On 19 October 2016, the Scottish Court of Session in the Renfrewshire Council case [ 2016 ] CSOH 150 CA 78/16 (Dem-Master Demolition Ltd V Renfrewshire Council as lead authority for Scotland Excel) confirmed that a contracting authority has no duty to allow a tendering party to correct errors after a tender deadline. The Court considered that equal treatment should take priority when handling tender errors, in accordance with obligations set out in the Public Contracts (Scotland) Regulations 2012 (2012/88).

The lesson from this ruling is that tenders need to be well prepared and should ensure that correct and comprehensive information, as requested in the tender, is supplied well ahead of deadlines so that there is ample time to correct clerical or other mistakes or omissions. Tenderers should not rely on a contracting authority’s discretion to allow clarification in the form the submission of new information after deadlines, however simple.

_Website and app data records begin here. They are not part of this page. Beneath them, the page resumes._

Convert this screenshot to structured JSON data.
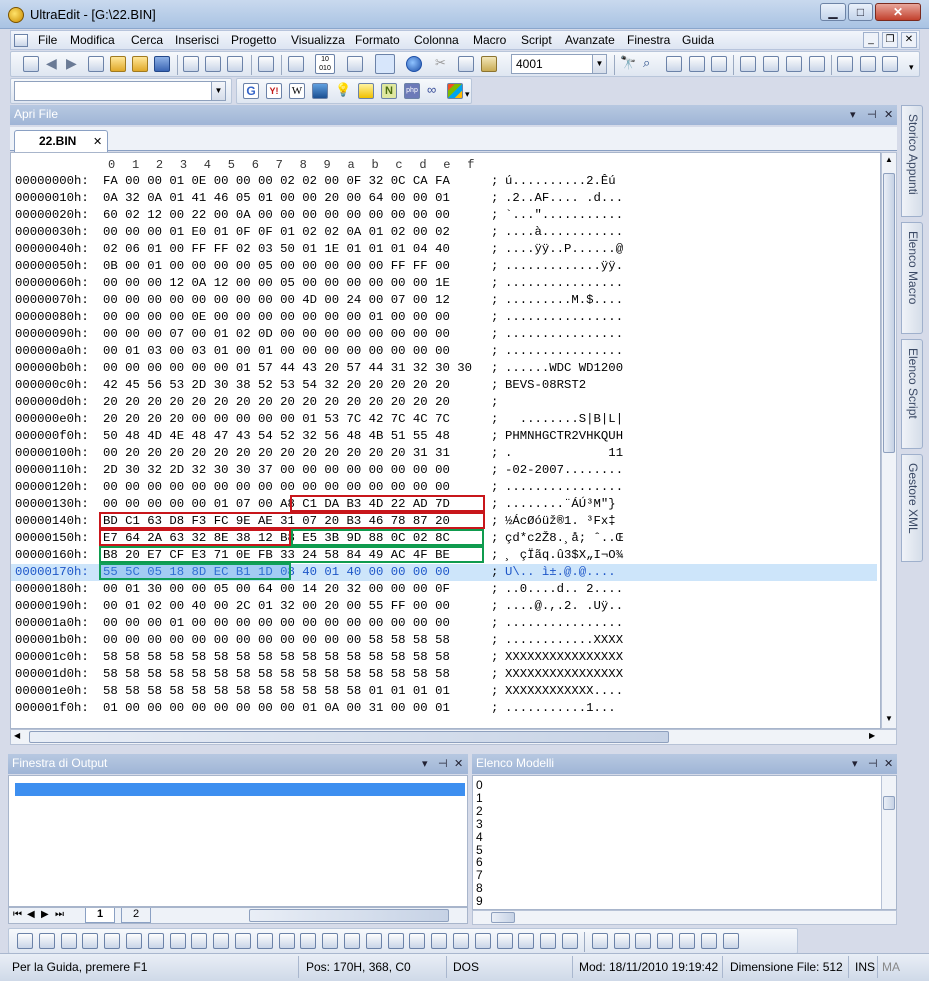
{
  "app": {
    "title": "UltraEdit - [G:\\22.BIN]"
  },
  "window_buttons": {
    "minimize": "▁",
    "maximize": "□",
    "close": "✕"
  },
  "menu": [
    "File",
    "Modifica",
    "Cerca",
    "Inserisci",
    "Progetto",
    "Visualizza",
    "Formato",
    "Colonna",
    "Macro",
    "Script",
    "Avanzate",
    "Finestra",
    "Guida"
  ],
  "toolbar": {
    "font_size_value": "4001",
    "search_combo_value": ""
  },
  "panels": {
    "open_files_title": "Apri File",
    "output_title": "Finestra di Output",
    "models_title": "Elenco Modelli"
  },
  "tab": {
    "label": "22.BIN",
    "close": "✕"
  },
  "side_tabs": [
    "Storico Appunti",
    "Elenco Macro",
    "Elenco Script",
    "Gestore XML"
  ],
  "ruler": [
    "0",
    "1",
    "2",
    "3",
    "4",
    "5",
    "6",
    "7",
    "8",
    "9",
    "a",
    "b",
    "c",
    "d",
    "e",
    "f"
  ],
  "hex_rows": [
    {
      "addr": "00000000h:",
      "bytes": "FA 00 00 01 0E 00 00 00 02 02 00 0F 32 0C CA FA",
      "ascii": "ú..........2.Êú"
    },
    {
      "addr": "00000010h:",
      "bytes": "0A 32 0A 01 41 46 05 01 00 00 20 00 64 00 00 01",
      "ascii": ".2..AF.... .d..."
    },
    {
      "addr": "00000020h:",
      "bytes": "60 02 12 00 22 00 0A 00 00 00 00 00 00 00 00 00",
      "ascii": "`...\"..........."
    },
    {
      "addr": "00000030h:",
      "bytes": "00 00 00 01 E0 01 0F 0F 01 02 02 0A 01 02 00 02",
      "ascii": "....à..........."
    },
    {
      "addr": "00000040h:",
      "bytes": "02 06 01 00 FF FF 02 03 50 01 1E 01 01 01 04 40",
      "ascii": "....ÿÿ..P......@"
    },
    {
      "addr": "00000050h:",
      "bytes": "0B 00 01 00 00 00 00 05 00 00 00 00 00 FF FF 00",
      "ascii": ".............ÿÿ."
    },
    {
      "addr": "00000060h:",
      "bytes": "00 00 00 12 0A 12 00 00 05 00 00 00 00 00 00 1E",
      "ascii": "................"
    },
    {
      "addr": "00000070h:",
      "bytes": "00 00 00 00 00 00 00 00 00 4D 00 24 00 07 00 12",
      "ascii": ".........M.$...."
    },
    {
      "addr": "00000080h:",
      "bytes": "00 00 00 00 0E 00 00 00 00 00 00 00 01 00 00 00",
      "ascii": "................"
    },
    {
      "addr": "00000090h:",
      "bytes": "00 00 00 07 00 01 02 0D 00 00 00 00 00 00 00 00",
      "ascii": "................"
    },
    {
      "addr": "000000a0h:",
      "bytes": "00 01 03 00 03 01 00 01 00 00 00 00 00 00 00 00",
      "ascii": "................"
    },
    {
      "addr": "000000b0h:",
      "bytes": "00 00 00 00 00 00 01 57 44 43 20 57 44 31 32 30 30",
      "ascii": "......WDC WD1200"
    },
    {
      "addr": "000000c0h:",
      "bytes": "42 45 56 53 2D 30 38 52 53 54 32 20 20 20 20 20",
      "ascii": "BEVS-08RST2"
    },
    {
      "addr": "000000d0h:",
      "bytes": "20 20 20 20 20 20 20 20 20 20 20 20 20 20 20 20",
      "ascii": ""
    },
    {
      "addr": "000000e0h:",
      "bytes": "20 20 20 20 00 00 00 00 00 01 53 7C 42 7C 4C 7C",
      "ascii": "  ........S|B|L|"
    },
    {
      "addr": "000000f0h:",
      "bytes": "50 48 4D 4E 48 47 43 54 52 32 56 48 4B 51 55 48",
      "ascii": "PHMNHGCTR2VHKQUH"
    },
    {
      "addr": "00000100h:",
      "bytes": "00 20 20 20 20 20 20 20 20 20 20 20 20 20 31 31",
      "ascii": ".             11"
    },
    {
      "addr": "00000110h:",
      "bytes": "2D 30 32 2D 32 30 30 37 00 00 00 00 00 00 00 00",
      "ascii": "-02-2007........"
    },
    {
      "addr": "00000120h:",
      "bytes": "00 00 00 00 00 00 00 00 00 00 00 00 00 00 00 00",
      "ascii": "................"
    },
    {
      "addr": "00000130h:",
      "bytes": "00 00 00 00 00 01 07 00 A8 C1 DA B3 4D 22 AD 7D",
      "ascii": "........¨ÁÚ³M\"­}"
    },
    {
      "addr": "00000140h:",
      "bytes": "BD C1 63 D8 F3 FC 9E AE 31 07 20 B3 46 78 87 20",
      "ascii": "½ÁcØóüž®1. ³Fx‡"
    },
    {
      "addr": "00000150h:",
      "bytes": "E7 64 2A 63 32 8E 38 12 B8 E5 3B 9D 88 0C 02 8C",
      "ascii": "çd*c2Ž8.¸å; ˆ..Œ"
    },
    {
      "addr": "00000160h:",
      "bytes": "B8 20 E7 CF E3 71 0E FB 33 24 58 84 49 AC 4F BE",
      "ascii": "¸ çÏãq.û3$X„I¬O¾"
    },
    {
      "addr": "00000170h:",
      "bytes": "55 5C 05 18 8D EC B1 1D 08 40 01 40 00 00 00 00",
      "ascii": "U\\.. ì±.@.@...."
    },
    {
      "addr": "00000180h:",
      "bytes": "00 01 30 00 00 05 00 64 00 14 20 32 00 00 00 0F",
      "ascii": "..0....d.. 2...."
    },
    {
      "addr": "00000190h:",
      "bytes": "00 01 02 00 40 00 2C 01 32 00 20 00 55 FF 00 00",
      "ascii": "....@.,.2. .Uÿ.."
    },
    {
      "addr": "000001a0h:",
      "bytes": "00 00 00 01 00 00 00 00 00 00 00 00 00 00 00 00",
      "ascii": "................"
    },
    {
      "addr": "000001b0h:",
      "bytes": "00 00 00 00 00 00 00 00 00 00 00 00 58 58 58 58",
      "ascii": "............XXXX"
    },
    {
      "addr": "000001c0h:",
      "bytes": "58 58 58 58 58 58 58 58 58 58 58 58 58 58 58 58",
      "ascii": "XXXXXXXXXXXXXXXX"
    },
    {
      "addr": "000001d0h:",
      "bytes": "58 58 58 58 58 58 58 58 58 58 58 58 58 58 58 58",
      "ascii": "XXXXXXXXXXXXXXXX"
    },
    {
      "addr": "000001e0h:",
      "bytes": "58 58 58 58 58 58 58 58 58 58 58 58 01 01 01 01",
      "ascii": "XXXXXXXXXXXX...."
    },
    {
      "addr": "000001f0h:",
      "bytes": "01 00 00 00 00 00 00 00 00 01 0A 00 31 00 00 01",
      "ascii": "...........1..."
    }
  ],
  "output_tabs": [
    "1",
    "2"
  ],
  "models_list": [
    "0",
    "1",
    "2",
    "3",
    "4",
    "5",
    "6",
    "7",
    "8",
    "9"
  ],
  "status": {
    "help": "Per la Guida, premere F1",
    "position": "Pos: 170H, 368, C0",
    "line_ending": "DOS",
    "modified": "Mod: 18/11/2010 19:19:42",
    "file_size": "Dimensione File: 512",
    "insert": "INS",
    "caps": "MA"
  },
  "colors": {
    "highlight_red": "#c8161b",
    "highlight_green": "#0f9b4e",
    "selection": "#cde5fa"
  }
}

In this case, Renfrewshire Council (“the Council”) on behalf of Scotland Excel, invited tenders fora framework agreement for the provision of demolition services to Scottish public authorities. The services to be provided under the framework agreement were divided into three lots. On 14 April 2016, the deadline for the submission of tenders, the contractor Dem-Master Demolition Limited, submitted a tender via the portal in respect of the three lots. However on 12 May 2016, the Council informed the contractor that it had failed to provide a valid commercial offer for any of the three lots due to the fact that it had failed to provide percentage figures for overheads and profit under Lots 1 and 2 and had submitted a blank template for Lot 3.

The contractor immediately responded and provided the missing information. However, several days later the council notified the contractor that its tender would not be considered further.

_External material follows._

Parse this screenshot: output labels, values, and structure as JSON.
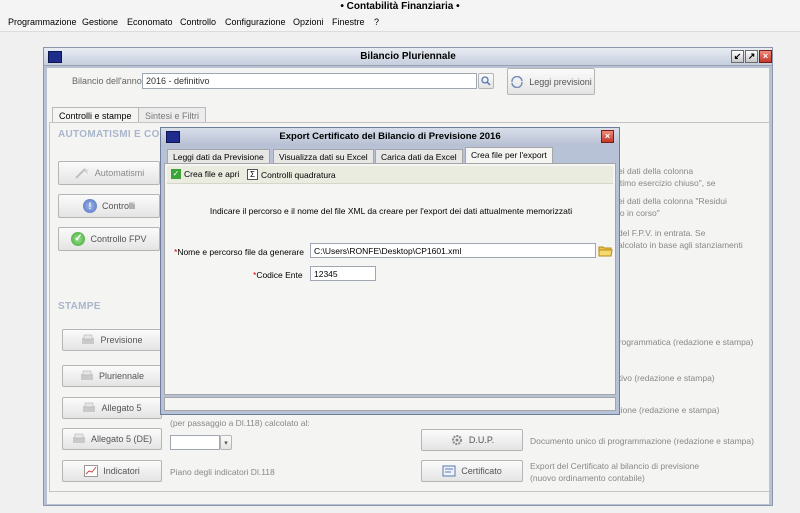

Following this notification the contractor launched legal proceedings in which it argued that as its omissions were obvious and easily corrected, it should have been allowed to correct the mistakes.

In reply the Council argued that the requirements for all tenders were clearly set out in the tender documentation and these needed to be strictly complied with. These were not just formalities. The Council submitted that there was no general duty to allow corrections as it was not obvious what the contractor had intended to submit the information because no figures were submitted whatsoever.

The Court found for the Council, holding that there was no duty on the Council to give the contractor a chance to correct the errors made after the tender deadline. The reservation of a right in the tender documents to ‘clarify’ allowed the Council to resolve uncertainty, but not to seek late submission of information which should have been supplied before the deadline. The Court came to their decision, even though the section for the information that the tenderer had failed to provide was not marked with a red asterisk, the signifier of mandatory information on the web portal. The Court responded, siding with the Council, that there had been specific instructions in the tender process that failure to provide the information would lead to disqualification. So notwithstanding the lack of an asterisk, the claimant tenderer should have been well aware of the risk.

The Court observed that the claimant left itself no margin of error and submitted its tender on the deadline day.

So what are the implications for tenderers arising from this ruling? The Court was very clear that it would only allow the submission of missing information after tender submission deadlines in the most exceptional cases, and these exceptional circumstances did not include mistakes made by the tenderer, however simple and easily remedied.